by Linda Anderson

Where does all this "stuff" come from, anyway, and why is it so hard to get rid of? Where one person can give it all away, leaving no clutter behind, another person will live eyeball-high surrounded with his or her life's accumulation, unable to part with any of it. Yet another person has no idea where or how to begin this "letting go". As a coach with considerable experience as a professional organizer, I have worked with individuals in their homes and offices helping them to let go of too much stuff and organize what's left. What I have learned may help you understand why it's so hard for you or others to give things up.

Whether you are an all out clutter junky or just a closet-clutterer, take consolation in the fact that you are not alone. I have worked with lawyers, doctors, nurses, members of the media, various professionals and business owners, as well as homemakers and retired senior citizens, who all share the problem of keeping too much stuff. For the purpose of better understanding who is prone to cluttering and why, I have described below six categories of collectors and clutterers. You might recognize yourself among them.

This first category includes a growing number of collectors, the environmentalists. These individuals can't bear to part with anything which might add waste to our planet. It is truly hard for them to throw out, since letting go also means giving up something potentially reusable, and they can find a use for almost everything. The environmentalist, however, probably found a use for everything before they even heard of the terms recycling or ecology.

The paper mystic finds giving up printed material impossible, because every word and every page holds potential meaning in their life. If they should lose or throw out a certain article or reference, they might never get it back again. The very thought of throwing out those stacks of unread material, which might contain the answer to the whereabouts of the holy grail or the definitive answer to losing those extra twenty pounds, is tantamount to sacrilege and unbearable for them to think about.

The archivist feels a religious attachment to anything old. They enjoy remembering the past while holding a letter written years ago, a faded photo or some small useless trinket. They forget that libraries and museums are much better equipped to store these things then they are. Archivists have a fondness for the good old days which stops them from looking very far into the future. And it doesn't seem to matter if the present gets a little obscured, as well.

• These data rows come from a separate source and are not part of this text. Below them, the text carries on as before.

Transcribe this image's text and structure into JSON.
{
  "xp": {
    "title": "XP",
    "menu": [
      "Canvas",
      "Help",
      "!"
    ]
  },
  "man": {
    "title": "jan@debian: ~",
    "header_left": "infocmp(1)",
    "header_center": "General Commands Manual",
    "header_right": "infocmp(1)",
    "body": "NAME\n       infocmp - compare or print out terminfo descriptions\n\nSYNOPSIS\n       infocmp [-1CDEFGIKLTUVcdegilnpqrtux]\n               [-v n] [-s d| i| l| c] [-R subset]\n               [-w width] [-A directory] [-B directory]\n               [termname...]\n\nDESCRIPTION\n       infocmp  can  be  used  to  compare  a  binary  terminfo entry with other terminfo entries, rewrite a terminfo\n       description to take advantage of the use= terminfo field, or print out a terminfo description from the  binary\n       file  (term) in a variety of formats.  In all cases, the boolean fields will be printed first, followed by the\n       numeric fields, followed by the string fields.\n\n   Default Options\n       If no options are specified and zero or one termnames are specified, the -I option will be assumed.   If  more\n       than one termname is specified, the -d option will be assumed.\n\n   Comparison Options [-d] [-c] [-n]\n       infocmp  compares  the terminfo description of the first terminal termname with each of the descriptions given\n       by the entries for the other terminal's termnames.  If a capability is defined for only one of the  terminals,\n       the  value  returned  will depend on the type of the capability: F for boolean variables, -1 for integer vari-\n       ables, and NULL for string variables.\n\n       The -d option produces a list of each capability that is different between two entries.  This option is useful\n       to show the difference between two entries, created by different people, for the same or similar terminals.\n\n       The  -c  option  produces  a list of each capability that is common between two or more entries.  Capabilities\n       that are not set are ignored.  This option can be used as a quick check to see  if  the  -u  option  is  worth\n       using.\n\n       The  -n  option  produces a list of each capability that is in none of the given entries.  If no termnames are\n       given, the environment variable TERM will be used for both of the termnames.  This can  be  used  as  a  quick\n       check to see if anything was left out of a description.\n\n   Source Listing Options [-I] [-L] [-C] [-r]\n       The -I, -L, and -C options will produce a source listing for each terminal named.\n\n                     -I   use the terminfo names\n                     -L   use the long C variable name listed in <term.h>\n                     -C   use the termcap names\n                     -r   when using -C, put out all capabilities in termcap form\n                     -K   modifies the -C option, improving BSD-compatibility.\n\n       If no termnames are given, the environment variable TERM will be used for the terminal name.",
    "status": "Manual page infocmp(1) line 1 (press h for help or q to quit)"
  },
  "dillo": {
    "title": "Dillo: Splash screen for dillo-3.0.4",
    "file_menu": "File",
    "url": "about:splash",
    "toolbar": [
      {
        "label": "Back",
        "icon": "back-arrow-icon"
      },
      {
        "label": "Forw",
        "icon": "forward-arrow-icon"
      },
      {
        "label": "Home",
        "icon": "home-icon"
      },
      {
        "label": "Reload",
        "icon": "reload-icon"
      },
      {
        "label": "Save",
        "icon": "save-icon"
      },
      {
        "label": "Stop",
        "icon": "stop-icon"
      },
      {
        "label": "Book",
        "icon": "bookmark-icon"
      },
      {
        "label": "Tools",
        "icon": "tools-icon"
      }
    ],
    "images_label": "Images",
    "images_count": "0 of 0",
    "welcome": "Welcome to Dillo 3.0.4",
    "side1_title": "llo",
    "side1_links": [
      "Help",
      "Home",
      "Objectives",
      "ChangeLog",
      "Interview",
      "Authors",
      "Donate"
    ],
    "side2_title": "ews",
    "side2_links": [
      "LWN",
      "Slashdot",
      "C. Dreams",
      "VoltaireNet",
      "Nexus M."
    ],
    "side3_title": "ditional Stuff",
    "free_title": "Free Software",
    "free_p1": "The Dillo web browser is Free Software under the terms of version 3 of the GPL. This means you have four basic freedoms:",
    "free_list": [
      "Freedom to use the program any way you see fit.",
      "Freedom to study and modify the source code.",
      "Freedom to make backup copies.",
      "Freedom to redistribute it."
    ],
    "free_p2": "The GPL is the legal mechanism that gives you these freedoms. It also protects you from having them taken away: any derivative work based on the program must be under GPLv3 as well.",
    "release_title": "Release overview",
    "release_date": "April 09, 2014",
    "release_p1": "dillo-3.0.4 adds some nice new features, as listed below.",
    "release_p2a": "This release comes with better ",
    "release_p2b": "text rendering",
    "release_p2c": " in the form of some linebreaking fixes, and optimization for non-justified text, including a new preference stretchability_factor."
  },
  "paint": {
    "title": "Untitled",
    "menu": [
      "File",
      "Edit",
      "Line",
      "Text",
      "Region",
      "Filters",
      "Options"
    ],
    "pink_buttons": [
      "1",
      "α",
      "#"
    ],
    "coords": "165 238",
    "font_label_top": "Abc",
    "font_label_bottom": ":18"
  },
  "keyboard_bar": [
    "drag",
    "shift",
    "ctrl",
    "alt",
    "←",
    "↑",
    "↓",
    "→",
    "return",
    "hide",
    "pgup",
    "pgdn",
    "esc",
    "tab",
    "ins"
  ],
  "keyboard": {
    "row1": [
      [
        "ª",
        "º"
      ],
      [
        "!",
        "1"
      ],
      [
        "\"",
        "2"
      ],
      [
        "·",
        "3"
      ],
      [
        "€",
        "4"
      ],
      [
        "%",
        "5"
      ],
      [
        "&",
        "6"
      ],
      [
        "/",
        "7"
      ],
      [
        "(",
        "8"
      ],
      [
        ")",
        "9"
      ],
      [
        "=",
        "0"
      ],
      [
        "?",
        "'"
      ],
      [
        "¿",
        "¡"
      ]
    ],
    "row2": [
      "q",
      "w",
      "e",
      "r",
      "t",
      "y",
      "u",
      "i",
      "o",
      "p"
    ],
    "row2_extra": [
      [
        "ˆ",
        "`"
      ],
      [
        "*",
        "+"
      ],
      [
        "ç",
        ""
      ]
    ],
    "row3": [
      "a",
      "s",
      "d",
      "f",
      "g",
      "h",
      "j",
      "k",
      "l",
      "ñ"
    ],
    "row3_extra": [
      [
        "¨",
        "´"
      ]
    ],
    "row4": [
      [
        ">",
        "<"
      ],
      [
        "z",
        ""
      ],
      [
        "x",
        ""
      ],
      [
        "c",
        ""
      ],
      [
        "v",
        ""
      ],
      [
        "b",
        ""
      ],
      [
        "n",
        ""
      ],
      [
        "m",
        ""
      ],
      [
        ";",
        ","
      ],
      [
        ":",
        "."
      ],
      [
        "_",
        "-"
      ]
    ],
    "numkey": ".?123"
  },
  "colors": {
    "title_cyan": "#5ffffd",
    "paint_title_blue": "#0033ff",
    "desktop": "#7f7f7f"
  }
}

The touchy-feely person can't bear to part with an item which has an experience or a memory associated with it. However, for them, almost everything has a story or a feeling associated with it. They like to be surrounded by a certain amount of stuff, which they can touch and see. It makes them comfortable. Like the others, however, they feel unhappy with too much to touch, feel, and see, but they can't understand how it all got there.

The artisan keeps things, because they can't help but see the unlimited possibilities for turning their own, as well as, another person's trash into mobiles, sculptures, furnishings, clothing, holiday decorations and various and sundry objects d'art. If only they would collect less and give more of their collection to charity.

One might never suspect this next category-the perfectionist. The perfectionist hides out under stacks of paper and old stuff. To see them surrounded by their clutter, one might never entertain the thought of them as per Àfectionists, but perfectionists know themselves very well. They won't even get started on clearing out the clutter, because they can not do it perfectly.

The last of these categories is the procrastinator. This is someone who avoids the task of decluttering or who appears to avoid it. They share characteristics with any of the previous categories. Procrastinators are not always lazy. They may never have learned from a role model how to be organized in the first place and have no idea where to begin And they might certainly be someone with Attention Deficit Disorder (ADD) or a Learning Disability (LD). Figuring out where to begin, let alone understanding the steps needed to get a job done and complete it without getting distracted, or bored, can be truly challenging. Add to this their fear of "out of sight - out of mind" and there is a real potential for getting stuck with too much stuff.

The previous categories are, of course, generalizations illustrating a variety of in-born personality and temperament traits, which can predispose one to having clutter and organizational challenges. Add to this the possibility of having ADD/LD, and then add behavioral traits and habits acquired, or not acquired, from family and life experience. What we end up with is a multi-layered picture of what can cause, for some people, disorganization, procrastination and too much junk!

What can you do if you have trouble letting go, but can't stand the clutter?

The answer is - find support. Find yourself a friend, relative, professional organizer or coach who is willing to help you. There is magic in working together, and it's less stressful and more fun. Decluttering requires sensitivity, honesty and humor. Find someone whose eyebrows won't hit the ceiling when they survey your collection. Choose someone who is non-judgmental, who will include you in the process, in the "doing" part, of organizing the stuff that stays, and find someone who smiles now and then. Remember this, start with what's going right for you, with what works for you, then move into the unknowns and boggles.

If things seem truly overwelming, you may want to contact a support group. Here are some other resources: Sandra Felton, who has ADD herself, provides ideas on how to declutter in Messie No More, The Messies Manual and Messies 2. Sandra also puts out a newsletter. Call 305-271-8404 for more information. The National Association of Professional Organizers can provide the name of organizers near to you : 512-454-8626. For organizers with special skills in helping people with chronic issues regarding too much stuff contact, The National Study Group for Chronic Disorganization, 404-231-6172. If you are a member of a CH.A.D.D. chapter, you might consider organizing a support group of individuals who can coach each other in decluttering and organizing.